By eliminating MDA-9 in prostate cancer cells, the researchers interrupted this genetic game of telephone that leads to tumor growth and prevented the spread of disease. The researchers also observed that removing MDA-9 from bone cells did not negatively affect the health of bone tissue.

In this study, the interaction was observed in animal, human and patient-derived prostate cancer cells, but the researchers believe these findings will hold implications for a variety of solid tumor types in which MDA-9 is also present, including brain, breast, melanoma, lung and pancreatic cancers, among others.

“We’re close to something that may go into the clinic,” Fisher said, adding that they have developed a novel inhibitor drug in-house at VCU in collaboration with InVaMet Therapeutics that has previously shown promise through separate studies in targeting MDA-9 in cancer.

Future research is planned to investigate the use of MDA-9 inhibitors in clinical tumor samples and, ultimately, in patients.

Collaborators on this study include Massey research members Nitai Mukhopadhyay, Ph.D., Asit Paul, M.D., Ph.D., Devanand Sarkar, M.B.B.S., Ph.D., Xiang-Yang Wang, Ph.D., and Jolene Windle, Ph.D.; Santanu Maji, Ph.D., Praveen Bhoopathi, Ph.D., Luni Emdad, M.B.B.S., Ph.D., Rajan Gogna, Ph.D., Bryce Hatfield, M.D., Amit Kumar, Ph.D., Esha Madan, Ph.D., Padmanabhan Mannangatti, Ph.D., Anjan K. Pradhan, Ph.D., and Mark Subler, Ph.D., of the VCU School of Medicine and the VCU Institute of Molecular Medicine; D. Joshua Cohen, M.D., and Michael Levit of the VCU College of Engineering; Chunqing Guo, Ph.D., formerly of the VCU School of Medicine; Julius Nyalwidhe, Ph.D., and O. John Semmes, Ph.D., of Eastern Virginia Medical School; and Webster Cavenee, Ph.D., of the University of San Diego School of Medicine.

This research was supported by funding from the National Cancer Institute (R01 CA259599, CA244993, CA229812); the National Foundation for Cancer Research; the VCU Institute of Molecular Medicine and, in part, by Massey’s NCI Cancer Center Support Grant (P30 CA016059).

Written by: Blake Belden

Related News

Center News & Funding, Community Engagement & Health Equity, Clinical, Research, Prevention & Control

Massey’s cutting-edge clinical care and research reaches an international audience at oncology conference



Get access to new, innovative care

Get access to new, innovative care

Treatments in clinical trials may be more effective or have fewer side effects than the treatments that are currently available.

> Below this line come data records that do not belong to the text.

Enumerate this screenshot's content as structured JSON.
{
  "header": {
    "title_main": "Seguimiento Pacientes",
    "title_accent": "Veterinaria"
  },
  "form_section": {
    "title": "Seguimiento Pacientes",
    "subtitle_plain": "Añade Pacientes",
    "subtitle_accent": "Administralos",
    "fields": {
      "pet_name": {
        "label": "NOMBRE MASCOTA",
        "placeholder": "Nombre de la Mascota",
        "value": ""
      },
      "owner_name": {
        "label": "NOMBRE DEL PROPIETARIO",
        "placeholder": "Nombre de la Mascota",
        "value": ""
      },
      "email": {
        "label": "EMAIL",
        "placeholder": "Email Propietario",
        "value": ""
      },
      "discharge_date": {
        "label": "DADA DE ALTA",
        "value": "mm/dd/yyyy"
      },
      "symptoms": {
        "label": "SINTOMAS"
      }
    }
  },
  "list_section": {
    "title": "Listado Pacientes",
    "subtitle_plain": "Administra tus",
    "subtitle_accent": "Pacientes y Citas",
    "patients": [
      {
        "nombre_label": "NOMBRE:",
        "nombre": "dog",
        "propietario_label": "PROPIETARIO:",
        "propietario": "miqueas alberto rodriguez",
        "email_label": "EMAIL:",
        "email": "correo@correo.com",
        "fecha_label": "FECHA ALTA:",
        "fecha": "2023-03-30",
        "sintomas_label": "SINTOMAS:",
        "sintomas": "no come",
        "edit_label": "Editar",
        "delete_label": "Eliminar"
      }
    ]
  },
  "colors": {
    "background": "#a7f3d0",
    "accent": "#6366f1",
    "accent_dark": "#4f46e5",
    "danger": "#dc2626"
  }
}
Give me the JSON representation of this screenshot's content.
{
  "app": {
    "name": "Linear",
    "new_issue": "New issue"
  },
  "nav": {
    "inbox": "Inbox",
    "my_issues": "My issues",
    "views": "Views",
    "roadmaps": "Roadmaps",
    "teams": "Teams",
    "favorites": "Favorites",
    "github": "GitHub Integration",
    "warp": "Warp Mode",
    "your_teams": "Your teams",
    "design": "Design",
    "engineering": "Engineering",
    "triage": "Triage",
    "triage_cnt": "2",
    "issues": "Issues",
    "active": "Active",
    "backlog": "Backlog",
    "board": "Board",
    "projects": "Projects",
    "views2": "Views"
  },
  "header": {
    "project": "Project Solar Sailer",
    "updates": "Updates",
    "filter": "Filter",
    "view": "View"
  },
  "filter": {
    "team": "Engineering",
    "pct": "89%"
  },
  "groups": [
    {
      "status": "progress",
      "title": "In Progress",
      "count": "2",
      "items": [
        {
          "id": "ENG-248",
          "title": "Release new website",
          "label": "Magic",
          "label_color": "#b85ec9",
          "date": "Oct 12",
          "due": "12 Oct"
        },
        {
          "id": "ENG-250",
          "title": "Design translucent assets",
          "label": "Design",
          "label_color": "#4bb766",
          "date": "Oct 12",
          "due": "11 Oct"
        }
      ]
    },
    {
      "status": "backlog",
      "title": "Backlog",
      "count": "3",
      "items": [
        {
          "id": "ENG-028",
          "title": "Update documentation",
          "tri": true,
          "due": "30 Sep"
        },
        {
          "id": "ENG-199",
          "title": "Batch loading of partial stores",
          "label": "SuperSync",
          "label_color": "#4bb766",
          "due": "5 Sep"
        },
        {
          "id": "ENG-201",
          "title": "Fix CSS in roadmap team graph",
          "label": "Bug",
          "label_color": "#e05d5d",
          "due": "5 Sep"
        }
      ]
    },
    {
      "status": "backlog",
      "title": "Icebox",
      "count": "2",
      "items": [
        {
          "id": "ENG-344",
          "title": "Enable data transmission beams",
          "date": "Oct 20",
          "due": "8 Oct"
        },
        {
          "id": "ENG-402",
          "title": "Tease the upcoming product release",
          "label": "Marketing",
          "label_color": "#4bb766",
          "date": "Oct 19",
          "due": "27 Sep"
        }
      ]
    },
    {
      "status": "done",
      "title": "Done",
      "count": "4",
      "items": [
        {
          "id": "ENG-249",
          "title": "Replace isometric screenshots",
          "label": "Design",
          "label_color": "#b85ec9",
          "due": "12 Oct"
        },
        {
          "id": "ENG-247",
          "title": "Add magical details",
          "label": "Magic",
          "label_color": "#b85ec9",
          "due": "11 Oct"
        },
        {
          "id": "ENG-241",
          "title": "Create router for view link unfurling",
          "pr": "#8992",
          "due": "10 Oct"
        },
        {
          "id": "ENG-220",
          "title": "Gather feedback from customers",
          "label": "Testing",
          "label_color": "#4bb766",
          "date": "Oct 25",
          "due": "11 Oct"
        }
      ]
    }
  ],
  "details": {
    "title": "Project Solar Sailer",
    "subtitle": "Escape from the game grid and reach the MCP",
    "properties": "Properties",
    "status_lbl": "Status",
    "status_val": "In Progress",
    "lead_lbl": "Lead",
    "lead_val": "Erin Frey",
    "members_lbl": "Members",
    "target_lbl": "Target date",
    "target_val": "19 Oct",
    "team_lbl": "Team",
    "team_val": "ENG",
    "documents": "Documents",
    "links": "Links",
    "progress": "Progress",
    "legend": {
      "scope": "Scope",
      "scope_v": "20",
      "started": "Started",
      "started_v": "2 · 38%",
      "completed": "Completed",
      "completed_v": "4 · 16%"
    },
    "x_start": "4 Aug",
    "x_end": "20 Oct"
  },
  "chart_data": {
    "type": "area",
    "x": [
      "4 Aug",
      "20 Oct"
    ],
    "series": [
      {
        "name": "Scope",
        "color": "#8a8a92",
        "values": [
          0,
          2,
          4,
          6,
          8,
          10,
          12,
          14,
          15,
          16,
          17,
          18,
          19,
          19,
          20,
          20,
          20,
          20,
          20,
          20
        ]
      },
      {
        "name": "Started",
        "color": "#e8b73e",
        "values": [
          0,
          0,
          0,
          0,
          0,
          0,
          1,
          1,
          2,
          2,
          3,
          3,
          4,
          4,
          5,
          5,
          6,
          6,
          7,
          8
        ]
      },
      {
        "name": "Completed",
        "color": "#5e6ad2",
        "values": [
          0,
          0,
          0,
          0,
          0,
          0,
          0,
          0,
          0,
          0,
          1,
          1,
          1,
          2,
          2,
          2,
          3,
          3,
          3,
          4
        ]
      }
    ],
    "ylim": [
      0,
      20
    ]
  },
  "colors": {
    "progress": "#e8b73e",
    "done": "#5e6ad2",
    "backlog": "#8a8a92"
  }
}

With more than 200 studies for multiple types of cancers and cancer prevention, Massey supports a wide array of clinical trials.

Search clinical trials
Find a provider

Find a provider

Massey supports hundreds of top cancer specialists serving the needs of our patients. Massey’s medical team provides a wealth of expertise in cancer diagnosis, treatment, prevention and symptom management.

Find a provider